> **Your task**: Every record needs to be repeated exactly; its pictures do not.

> **Source records**:

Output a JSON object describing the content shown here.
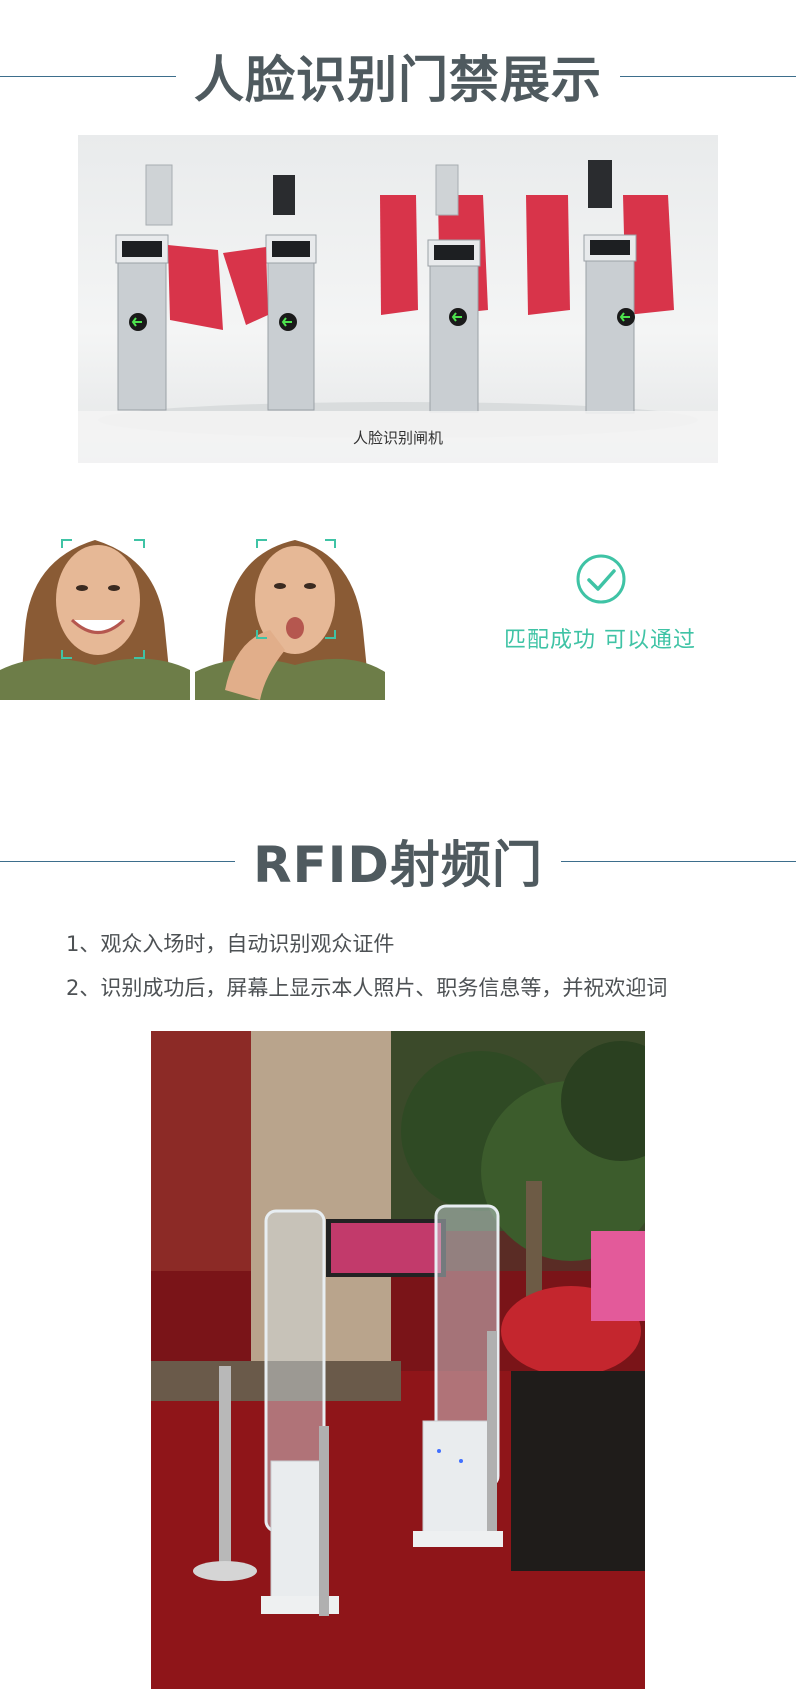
{
  "section_face": {
    "title": "人脸识别门禁展示",
    "gate_caption": "人脸识别闸机",
    "match_text": "匹配成功  可以通过"
  },
  "section_rfid": {
    "title": "RFID射频门",
    "items": [
      "1、观众入场时，自动识别观众证件",
      "2、识别成功后，屏幕上显示本人照片、职务信息等，并祝欢迎词"
    ]
  },
  "colors": {
    "rule": "#3d6e8c",
    "title": "#4f5a5f",
    "accent_green": "#3fc3a5",
    "gate_red": "#d8344a"
  },
  "icons": [
    "check-circle-icon",
    "arrow-left-icon",
    "face-frame-icon"
  ]
}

> **Exercise solution**:
Output a JSON object describing the content shown here.
{
  "section_face": {
    "title": "人脸识别门禁展示",
    "gate_caption": "人脸识别闸机",
    "match_text": "匹配成功  可以通过"
  },
  "section_rfid": {
    "title": "RFID射频门",
    "items": [
      "1、观众入场时，自动识别观众证件",
      "2、识别成功后，屏幕上显示本人照片、职务信息等，并祝欢迎词"
    ]
  },
  "colors": {
    "rule": "#3d6e8c",
    "title": "#4f5a5f",
    "accent_green": "#3fc3a5",
    "gate_red": "#d8344a"
  },
  "icons": [
    "check-circle-icon",
    "arrow-left-icon",
    "face-frame-icon"
  ]
}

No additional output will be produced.